But in prison, Havens' life changed when he discovered his passion for math. He taught himself the basics of higher mathematics, which was not easy to do because the prison wardens intercepted the books he had ordered by mail. Havens was allowed to have the textbooks only after he had agreed to teach math to other prisoners as well.

After a while, basic higher mathematics was not enough for him. Havens sent a short handwritten letter to a mathematical publisher and asked for some issues of the Annals of Mathematics, a renowned journal in the field.

Mathematics as misson

He wrote that numbers had become his "mission" and that he had decided to use his time in prison for self-improvement. However, he lamented in the letter, he had no one with whom he could discuss complex mathematical topics.

An editor at Mathematica Science Publisher sent the letter on to his partner, Marta Cerruti, who in her turn forwarded it to her father, the mathematics professor Umberto Cerruti from Turin.

He was initially skeptical, but as a favor to his daughter he wrote an answer to Havens and gave the prisoner in Seattle a problem to solve to test his abilities.

Marta Cerruti, an associate professor for materials engineering at McGill University in Montreal, Canada, has described how Havens' unusual story went on in an article for the website "The Conversation."

After some time, Umberto Cerruti in Turin received the answer by mail: a 120-centimeter-long (47-inch-long) piece of paper with an incredibly long formula written on it. Cerruti first had to enter the formula in his computer to check what the prisoner had sent him: Havens had solved the tasks correctly.

The Turin mathematics professor then invited Havens to help him with an ancient math problem that Cerruti himself had been trying to solve for a long time.

Ancient mystery solved

Using only pen and paper, Havens tinkered for a while with the problem from number theory involving so-called continued fractions, over which the ancient Greek mathematician Euclid had already racked his brains.

A continued fraction is — to put it simply — a mixed fraction in which the denominator once more has the form of a mixed fraction, with this structure continuing towards infinity.

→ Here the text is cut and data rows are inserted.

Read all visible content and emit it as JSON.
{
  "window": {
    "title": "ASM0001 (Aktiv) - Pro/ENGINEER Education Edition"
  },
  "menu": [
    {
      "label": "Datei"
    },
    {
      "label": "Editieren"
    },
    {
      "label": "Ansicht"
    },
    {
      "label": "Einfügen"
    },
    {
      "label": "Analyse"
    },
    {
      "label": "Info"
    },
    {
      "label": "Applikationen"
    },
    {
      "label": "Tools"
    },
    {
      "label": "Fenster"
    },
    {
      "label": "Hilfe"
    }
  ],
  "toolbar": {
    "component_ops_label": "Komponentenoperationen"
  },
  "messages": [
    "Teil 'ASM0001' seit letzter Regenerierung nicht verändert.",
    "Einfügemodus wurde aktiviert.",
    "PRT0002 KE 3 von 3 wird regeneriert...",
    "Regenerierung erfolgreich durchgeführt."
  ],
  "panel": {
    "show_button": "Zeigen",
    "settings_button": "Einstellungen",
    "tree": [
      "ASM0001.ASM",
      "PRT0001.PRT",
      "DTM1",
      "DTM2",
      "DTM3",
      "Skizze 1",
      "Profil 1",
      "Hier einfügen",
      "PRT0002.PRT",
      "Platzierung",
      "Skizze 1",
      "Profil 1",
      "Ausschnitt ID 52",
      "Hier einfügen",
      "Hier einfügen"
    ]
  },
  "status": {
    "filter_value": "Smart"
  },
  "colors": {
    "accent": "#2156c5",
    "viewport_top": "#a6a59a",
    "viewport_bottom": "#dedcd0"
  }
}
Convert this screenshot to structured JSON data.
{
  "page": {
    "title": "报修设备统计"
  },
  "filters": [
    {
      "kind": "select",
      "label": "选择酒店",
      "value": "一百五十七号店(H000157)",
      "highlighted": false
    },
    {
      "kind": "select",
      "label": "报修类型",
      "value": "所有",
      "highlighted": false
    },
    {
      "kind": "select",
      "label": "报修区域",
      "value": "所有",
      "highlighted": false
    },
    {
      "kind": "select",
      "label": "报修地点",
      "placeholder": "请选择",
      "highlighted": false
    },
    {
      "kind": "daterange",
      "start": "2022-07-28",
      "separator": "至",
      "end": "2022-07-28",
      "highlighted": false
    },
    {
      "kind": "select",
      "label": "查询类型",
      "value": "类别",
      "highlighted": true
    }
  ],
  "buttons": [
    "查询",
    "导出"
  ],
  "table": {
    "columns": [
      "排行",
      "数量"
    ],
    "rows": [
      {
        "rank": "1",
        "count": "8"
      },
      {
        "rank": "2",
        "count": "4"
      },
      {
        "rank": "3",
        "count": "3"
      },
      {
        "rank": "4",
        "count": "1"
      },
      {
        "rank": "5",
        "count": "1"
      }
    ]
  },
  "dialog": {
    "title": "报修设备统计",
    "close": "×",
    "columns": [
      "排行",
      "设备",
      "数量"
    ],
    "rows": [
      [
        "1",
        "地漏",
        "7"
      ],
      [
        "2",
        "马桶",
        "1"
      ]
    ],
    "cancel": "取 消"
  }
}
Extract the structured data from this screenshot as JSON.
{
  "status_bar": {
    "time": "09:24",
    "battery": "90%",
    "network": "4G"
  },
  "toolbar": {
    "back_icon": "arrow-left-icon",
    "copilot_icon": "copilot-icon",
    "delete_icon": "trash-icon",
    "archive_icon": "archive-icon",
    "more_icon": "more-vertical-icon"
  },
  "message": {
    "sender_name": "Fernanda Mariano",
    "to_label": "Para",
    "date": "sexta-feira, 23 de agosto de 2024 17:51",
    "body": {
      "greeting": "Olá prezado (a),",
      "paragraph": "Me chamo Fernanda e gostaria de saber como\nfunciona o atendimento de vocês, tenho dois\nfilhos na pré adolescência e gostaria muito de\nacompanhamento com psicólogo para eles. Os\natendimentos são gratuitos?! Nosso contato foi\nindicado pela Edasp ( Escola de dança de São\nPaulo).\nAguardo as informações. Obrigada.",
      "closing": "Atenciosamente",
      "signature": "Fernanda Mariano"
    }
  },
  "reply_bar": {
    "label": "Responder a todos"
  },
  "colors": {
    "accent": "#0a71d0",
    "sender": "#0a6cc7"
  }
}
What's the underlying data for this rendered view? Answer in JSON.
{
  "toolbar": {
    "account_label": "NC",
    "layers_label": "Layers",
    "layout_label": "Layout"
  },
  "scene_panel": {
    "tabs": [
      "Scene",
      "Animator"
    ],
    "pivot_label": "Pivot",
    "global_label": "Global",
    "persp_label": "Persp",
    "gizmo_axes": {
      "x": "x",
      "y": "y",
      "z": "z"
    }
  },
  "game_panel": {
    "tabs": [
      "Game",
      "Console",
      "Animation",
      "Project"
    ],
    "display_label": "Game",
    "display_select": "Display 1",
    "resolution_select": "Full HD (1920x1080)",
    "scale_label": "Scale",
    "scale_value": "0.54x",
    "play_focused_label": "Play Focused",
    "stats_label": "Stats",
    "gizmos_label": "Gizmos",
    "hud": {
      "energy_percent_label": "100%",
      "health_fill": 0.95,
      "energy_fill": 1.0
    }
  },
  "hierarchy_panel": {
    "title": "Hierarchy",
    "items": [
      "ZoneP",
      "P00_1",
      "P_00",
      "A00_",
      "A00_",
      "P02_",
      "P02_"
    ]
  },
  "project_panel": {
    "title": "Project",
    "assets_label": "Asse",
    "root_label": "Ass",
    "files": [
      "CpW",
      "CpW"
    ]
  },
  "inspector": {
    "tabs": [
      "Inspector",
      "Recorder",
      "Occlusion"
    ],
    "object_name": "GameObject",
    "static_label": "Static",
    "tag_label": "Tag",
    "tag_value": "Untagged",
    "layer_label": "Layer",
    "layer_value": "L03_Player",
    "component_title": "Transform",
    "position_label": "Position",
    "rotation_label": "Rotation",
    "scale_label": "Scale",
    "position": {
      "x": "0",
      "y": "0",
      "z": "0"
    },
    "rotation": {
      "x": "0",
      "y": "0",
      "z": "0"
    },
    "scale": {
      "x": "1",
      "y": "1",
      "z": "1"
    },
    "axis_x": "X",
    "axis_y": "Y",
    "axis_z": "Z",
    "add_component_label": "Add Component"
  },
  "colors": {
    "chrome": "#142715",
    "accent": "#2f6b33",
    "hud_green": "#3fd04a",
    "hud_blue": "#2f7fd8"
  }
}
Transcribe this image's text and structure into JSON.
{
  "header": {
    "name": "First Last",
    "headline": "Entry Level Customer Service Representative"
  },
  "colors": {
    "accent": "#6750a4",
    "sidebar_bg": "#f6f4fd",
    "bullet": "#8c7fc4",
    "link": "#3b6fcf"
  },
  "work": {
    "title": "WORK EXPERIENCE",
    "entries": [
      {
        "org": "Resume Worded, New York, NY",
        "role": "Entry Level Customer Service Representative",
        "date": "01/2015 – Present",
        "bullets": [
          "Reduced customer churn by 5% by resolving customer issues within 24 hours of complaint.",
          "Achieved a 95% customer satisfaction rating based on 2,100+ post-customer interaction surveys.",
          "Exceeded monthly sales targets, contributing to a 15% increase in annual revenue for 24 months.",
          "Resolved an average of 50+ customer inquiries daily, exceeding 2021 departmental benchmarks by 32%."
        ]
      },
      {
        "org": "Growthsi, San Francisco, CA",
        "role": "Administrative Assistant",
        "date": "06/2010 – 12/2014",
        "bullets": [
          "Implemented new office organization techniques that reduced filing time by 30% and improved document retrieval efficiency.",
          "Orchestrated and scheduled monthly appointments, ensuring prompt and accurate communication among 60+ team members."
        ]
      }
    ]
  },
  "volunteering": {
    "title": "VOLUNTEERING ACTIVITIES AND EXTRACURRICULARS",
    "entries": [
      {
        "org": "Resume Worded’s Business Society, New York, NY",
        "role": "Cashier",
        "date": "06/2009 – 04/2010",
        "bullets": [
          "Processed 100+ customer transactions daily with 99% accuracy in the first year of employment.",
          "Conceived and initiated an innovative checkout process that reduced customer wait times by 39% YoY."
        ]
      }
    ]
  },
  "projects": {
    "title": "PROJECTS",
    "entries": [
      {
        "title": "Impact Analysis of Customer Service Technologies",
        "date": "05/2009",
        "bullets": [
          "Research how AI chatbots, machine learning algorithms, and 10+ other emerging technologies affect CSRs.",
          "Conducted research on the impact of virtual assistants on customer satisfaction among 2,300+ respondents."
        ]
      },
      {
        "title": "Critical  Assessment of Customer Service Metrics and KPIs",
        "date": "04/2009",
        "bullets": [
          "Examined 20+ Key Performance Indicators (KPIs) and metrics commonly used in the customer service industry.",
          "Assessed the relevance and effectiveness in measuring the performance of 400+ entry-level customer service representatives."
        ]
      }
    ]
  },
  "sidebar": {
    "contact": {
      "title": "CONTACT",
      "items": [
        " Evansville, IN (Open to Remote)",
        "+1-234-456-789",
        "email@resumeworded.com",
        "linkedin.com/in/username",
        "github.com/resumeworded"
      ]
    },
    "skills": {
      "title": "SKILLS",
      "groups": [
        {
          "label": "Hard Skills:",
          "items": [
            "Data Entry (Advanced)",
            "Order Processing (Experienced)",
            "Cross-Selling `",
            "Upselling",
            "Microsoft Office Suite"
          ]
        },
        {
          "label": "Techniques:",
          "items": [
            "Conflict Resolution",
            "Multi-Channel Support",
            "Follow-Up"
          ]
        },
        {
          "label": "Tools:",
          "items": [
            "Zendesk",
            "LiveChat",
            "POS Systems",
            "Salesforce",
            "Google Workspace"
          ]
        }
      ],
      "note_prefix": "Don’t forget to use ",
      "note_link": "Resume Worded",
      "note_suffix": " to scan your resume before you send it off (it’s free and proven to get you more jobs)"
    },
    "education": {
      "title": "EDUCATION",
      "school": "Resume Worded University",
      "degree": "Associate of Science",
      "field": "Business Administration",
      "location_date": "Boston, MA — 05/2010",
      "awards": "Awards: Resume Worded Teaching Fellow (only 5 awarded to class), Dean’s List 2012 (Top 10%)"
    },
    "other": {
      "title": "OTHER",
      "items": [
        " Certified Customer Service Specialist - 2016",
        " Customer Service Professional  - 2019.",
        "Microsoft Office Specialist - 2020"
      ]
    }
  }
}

The fractions are thus linked together. However, continued fractions are not used for simple arithmetic, but to solve the approximation problems with which one approaches a result in complex calculations.

This number theory is used, for example, in modern cryptography, which is of decisive importance today in banking and finance and in military communications.

And indeed: Havens cracked the age-old math puzzle and for the first time found some regularities in the approximation of a large class of numbers.

Cerruti helped Havens to formulate the proof in a scientifically correct manner, and a few months later, in January 2020, the two of them published it in the journal Research in Number Theory.

This was already quite an achievement. But the prisoner Havens not only cracked an ancient problem of mathematics: He also managed to inspire a group of fellow prisoners for the world of numbers through his passion. A regular math club has since been formed at the prison.

Aroused enthusiasm

Among other things, Havens celebrates March 14 every year with the 14 fellow prisoners in the club as "Pi Day," named after the well-known mathematical constant often approximated as 3.14. Umberto Cerruti from Turin was also able to take part in one of these unusual celebrations under the strictest security measures. The professor was also impressed by a prisoner who recited the first 461 decimal places of pi by heart, as he wrote in an article entitled "Pi Day behind bars — Doing mathematics in prison" in the journal Math Horizons.

During the 16 remaining years of his prison sentence, Havens wants to go on to study other mathematical topics. He feels that doing mathematics is a way for him to pay his "debt to society," according to Marta Cerruti, who has held several conversations with the prisoner. After his time in prison, Havens wants to study the subject officially, she says.

And perhaps his unusual life story will really have been turned into a Hollywood film by then.